++++ Information given

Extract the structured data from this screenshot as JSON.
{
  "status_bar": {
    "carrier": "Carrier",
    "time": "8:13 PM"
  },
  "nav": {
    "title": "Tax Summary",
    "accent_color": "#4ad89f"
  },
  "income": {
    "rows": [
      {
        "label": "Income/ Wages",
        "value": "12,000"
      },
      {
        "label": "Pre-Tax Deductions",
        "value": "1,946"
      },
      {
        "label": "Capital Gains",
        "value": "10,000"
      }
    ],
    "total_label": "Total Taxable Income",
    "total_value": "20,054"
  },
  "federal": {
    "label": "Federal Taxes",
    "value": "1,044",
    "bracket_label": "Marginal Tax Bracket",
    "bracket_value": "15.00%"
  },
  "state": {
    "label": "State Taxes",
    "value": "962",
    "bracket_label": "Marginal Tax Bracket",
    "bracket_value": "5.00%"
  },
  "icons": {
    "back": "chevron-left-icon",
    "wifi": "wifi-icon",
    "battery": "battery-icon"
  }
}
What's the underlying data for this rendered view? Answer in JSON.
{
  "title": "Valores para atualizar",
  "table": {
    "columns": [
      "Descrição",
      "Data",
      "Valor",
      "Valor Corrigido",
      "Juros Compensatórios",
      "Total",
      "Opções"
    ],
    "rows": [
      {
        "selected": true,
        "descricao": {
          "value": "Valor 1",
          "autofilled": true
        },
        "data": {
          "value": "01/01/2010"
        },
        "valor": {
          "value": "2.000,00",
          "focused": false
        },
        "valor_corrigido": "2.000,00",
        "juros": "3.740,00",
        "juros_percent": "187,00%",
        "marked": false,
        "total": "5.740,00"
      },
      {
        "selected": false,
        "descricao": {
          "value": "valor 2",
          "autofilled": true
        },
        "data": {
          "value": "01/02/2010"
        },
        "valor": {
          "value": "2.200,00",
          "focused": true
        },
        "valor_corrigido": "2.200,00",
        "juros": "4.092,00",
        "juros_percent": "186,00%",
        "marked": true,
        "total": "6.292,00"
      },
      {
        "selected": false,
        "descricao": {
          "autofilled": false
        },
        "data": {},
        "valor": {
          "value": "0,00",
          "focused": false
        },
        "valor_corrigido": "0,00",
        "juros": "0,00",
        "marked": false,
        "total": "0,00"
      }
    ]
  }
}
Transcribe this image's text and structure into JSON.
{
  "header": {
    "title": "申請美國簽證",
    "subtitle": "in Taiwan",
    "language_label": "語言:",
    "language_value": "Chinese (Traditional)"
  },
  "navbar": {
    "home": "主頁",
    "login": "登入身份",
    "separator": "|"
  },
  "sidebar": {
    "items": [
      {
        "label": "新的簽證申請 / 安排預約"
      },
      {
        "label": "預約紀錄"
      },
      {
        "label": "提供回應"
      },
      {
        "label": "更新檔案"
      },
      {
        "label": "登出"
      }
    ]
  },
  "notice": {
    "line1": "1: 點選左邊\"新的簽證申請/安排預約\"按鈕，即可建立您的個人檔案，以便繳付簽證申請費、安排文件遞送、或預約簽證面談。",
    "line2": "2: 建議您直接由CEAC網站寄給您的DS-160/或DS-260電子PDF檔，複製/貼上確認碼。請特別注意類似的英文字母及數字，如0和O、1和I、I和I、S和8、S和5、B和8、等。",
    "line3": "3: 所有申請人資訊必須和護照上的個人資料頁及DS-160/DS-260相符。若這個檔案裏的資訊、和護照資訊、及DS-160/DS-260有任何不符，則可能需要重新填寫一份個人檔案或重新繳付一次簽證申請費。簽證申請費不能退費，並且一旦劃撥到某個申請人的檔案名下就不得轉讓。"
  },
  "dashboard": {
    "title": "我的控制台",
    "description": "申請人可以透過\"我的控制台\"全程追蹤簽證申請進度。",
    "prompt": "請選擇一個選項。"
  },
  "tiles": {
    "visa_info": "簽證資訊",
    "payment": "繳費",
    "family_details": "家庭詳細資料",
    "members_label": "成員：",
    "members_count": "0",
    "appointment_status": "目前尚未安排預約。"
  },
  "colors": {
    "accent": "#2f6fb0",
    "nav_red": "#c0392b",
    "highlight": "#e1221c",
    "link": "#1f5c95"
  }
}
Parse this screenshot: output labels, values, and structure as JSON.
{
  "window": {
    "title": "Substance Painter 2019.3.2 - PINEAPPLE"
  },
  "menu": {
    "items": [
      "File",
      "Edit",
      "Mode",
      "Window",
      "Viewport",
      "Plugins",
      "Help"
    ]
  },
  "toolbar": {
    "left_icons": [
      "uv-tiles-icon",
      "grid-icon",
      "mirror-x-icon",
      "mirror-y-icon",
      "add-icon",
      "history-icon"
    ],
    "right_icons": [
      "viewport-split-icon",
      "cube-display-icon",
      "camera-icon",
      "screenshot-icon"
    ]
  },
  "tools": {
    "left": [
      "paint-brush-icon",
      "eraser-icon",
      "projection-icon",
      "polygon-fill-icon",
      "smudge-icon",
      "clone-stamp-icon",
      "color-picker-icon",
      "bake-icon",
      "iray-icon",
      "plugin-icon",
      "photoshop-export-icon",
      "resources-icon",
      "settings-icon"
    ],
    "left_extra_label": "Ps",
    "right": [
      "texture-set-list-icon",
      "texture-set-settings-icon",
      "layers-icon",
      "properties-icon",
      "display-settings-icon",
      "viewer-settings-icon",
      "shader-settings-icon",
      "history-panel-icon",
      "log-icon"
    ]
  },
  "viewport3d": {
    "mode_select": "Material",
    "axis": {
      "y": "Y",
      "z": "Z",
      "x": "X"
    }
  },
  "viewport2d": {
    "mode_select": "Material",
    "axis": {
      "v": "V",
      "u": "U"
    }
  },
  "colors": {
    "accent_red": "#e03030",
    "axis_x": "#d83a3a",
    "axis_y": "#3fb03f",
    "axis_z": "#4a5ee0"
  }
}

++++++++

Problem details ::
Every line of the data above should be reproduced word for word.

Completed task ::
Extract the structured data from this screenshot as JSON.
{
  "status_bar": {
    "carrier": "Carrier",
    "time": "8:13 PM"
  },
  "nav": {
    "title": "Tax Summary",
    "accent_color": "#4ad89f"
  },
  "income": {
    "rows": [
      {
        "label": "Income/ Wages",
        "value": "12,000"
      },
      {
        "label": "Pre-Tax Deductions",
        "value": "1,946"
      },
      {
        "label": "Capital Gains",
        "value": "10,000"
      }
    ],
    "total_label": "Total Taxable Income",
    "total_value": "20,054"
  },
  "federal": {
    "label": "Federal Taxes",
    "value": "1,044",
    "bracket_label": "Marginal Tax Bracket",
    "bracket_value": "15.00%"
  },
  "state": {
    "label": "State Taxes",
    "value": "962",
    "bracket_label": "Marginal Tax Bracket",
    "bracket_value": "5.00%"
  },
  "icons": {
    "back": "chevron-left-icon",
    "wifi": "wifi-icon",
    "battery": "battery-icon"
  }
}
What's the underlying data for this rendered view? Answer in JSON.
{
  "title": "Valores para atualizar",
  "table": {
    "columns": [
      "Descrição",
      "Data",
      "Valor",
      "Valor Corrigido",
      "Juros Compensatórios",
      "Total",
      "Opções"
    ],
    "rows": [
      {
        "selected": true,
        "descricao": {
          "value": "Valor 1",
          "autofilled": true
        },
        "data": {
          "value": "01/01/2010"
        },
        "valor": {
          "value": "2.000,00",
          "focused": false
        },
        "valor_corrigido": "2.000,00",
        "juros": "3.740,00",
        "juros_percent": "187,00%",
        "marked": false,
        "total": "5.740,00"
      },
      {
        "selected": false,
        "descricao": {
          "value": "valor 2",
          "autofilled": true
        },
        "data": {
          "value": "01/02/2010"
        },
        "valor": {
          "value": "2.200,00",
          "focused": true
        },
        "valor_corrigido": "2.200,00",
        "juros": "4.092,00",
        "juros_percent": "186,00%",
        "marked": true,
        "total": "6.292,00"
      },
      {
        "selected": false,
        "descricao": {
          "autofilled": false
        },
        "data": {},
        "valor": {
          "value": "0,00",
          "focused": false
        },
        "valor_corrigido": "0,00",
        "juros": "0,00",
        "marked": false,
        "total": "0,00"
      }
    ]
  }
}
Transcribe this image's text and structure into JSON.
{
  "header": {
    "title": "申請美國簽證",
    "subtitle": "in Taiwan",
    "language_label": "語言:",
    "language_value": "Chinese (Traditional)"
  },
  "navbar": {
    "home": "主頁",
    "login": "登入身份",
    "separator": "|"
  },
  "sidebar": {
    "items": [
      {
        "label": "新的簽證申請 / 安排預約"
      },
      {
        "label": "預約紀錄"
      },
      {
        "label": "提供回應"
      },
      {
        "label": "更新檔案"
      },
      {
        "label": "登出"
      }
    ]
  },
  "notice": {
    "line1": "1: 點選左邊\"新的簽證申請/安排預約\"按鈕，即可建立您的個人檔案，以便繳付簽證申請費、安排文件遞送、或預約簽證面談。",
    "line2": "2: 建議您直接由CEAC網站寄給您的DS-160/或DS-260電子PDF檔，複製/貼上確認碼。請特別注意類似的英文字母及數字，如0和O、1和I、I和I、S和8、S和5、B和8、等。",
    "line3": "3: 所有申請人資訊必須和護照上的個人資料頁及DS-160/DS-260相符。若這個檔案裏的資訊、和護照資訊、及DS-160/DS-260有任何不符，則可能需要重新填寫一份個人檔案或重新繳付一次簽證申請費。簽證申請費不能退費，並且一旦劃撥到某個申請人的檔案名下就不得轉讓。"
  },
  "dashboard": {
    "title": "我的控制台",
    "description": "申請人可以透過\"我的控制台\"全程追蹤簽證申請進度。",
    "prompt": "請選擇一個選項。"
  },
  "tiles": {
    "visa_info": "簽證資訊",
    "payment": "繳費",
    "family_details": "家庭詳細資料",
    "members_label": "成員：",
    "members_count": "0",
    "appointment_status": "目前尚未安排預約。"
  },
  "colors": {
    "accent": "#2f6fb0",
    "nav_red": "#c0392b",
    "highlight": "#e1221c",
    "link": "#1f5c95"
  }
}
Parse this screenshot: output labels, values, and structure as JSON.
{
  "window": {
    "title": "Substance Painter 2019.3.2 - PINEAPPLE"
  },
  "menu": {
    "items": [
      "File",
      "Edit",
      "Mode",
      "Window",
      "Viewport",
      "Plugins",
      "Help"
    ]
  },
  "toolbar": {
    "left_icons": [
      "uv-tiles-icon",
      "grid-icon",
      "mirror-x-icon",
      "mirror-y-icon",
      "add-icon",
      "history-icon"
    ],
    "right_icons": [
      "viewport-split-icon",
      "cube-display-icon",
      "camera-icon",
      "screenshot-icon"
    ]
  },
  "tools": {
    "left": [
      "paint-brush-icon",
      "eraser-icon",
      "projection-icon",
      "polygon-fill-icon",
      "smudge-icon",
      "clone-stamp-icon",
      "color-picker-icon",
      "bake-icon",
      "iray-icon",
      "plugin-icon",
      "photoshop-export-icon",
      "resources-icon",
      "settings-icon"
    ],
    "left_extra_label": "Ps",
    "right": [
      "texture-set-list-icon",
      "texture-set-settings-icon",
      "layers-icon",
      "properties-icon",
      "display-settings-icon",
      "viewer-settings-icon",
      "shader-settings-icon",
      "history-panel-icon",
      "log-icon"
    ]
  },
  "viewport3d": {
    "mode_select": "Material",
    "axis": {
      "y": "Y",
      "z": "Z",
      "x": "X"
    }
  },
  "viewport2d": {
    "mode_select": "Material",
    "axis": {
      "v": "V",
      "u": "U"
    }
  },
  "colors": {
    "accent_red": "#e03030",
    "axis_x": "#d83a3a",
    "axis_y": "#3fb03f",
    "axis_z": "#4a5ee0"
  }
}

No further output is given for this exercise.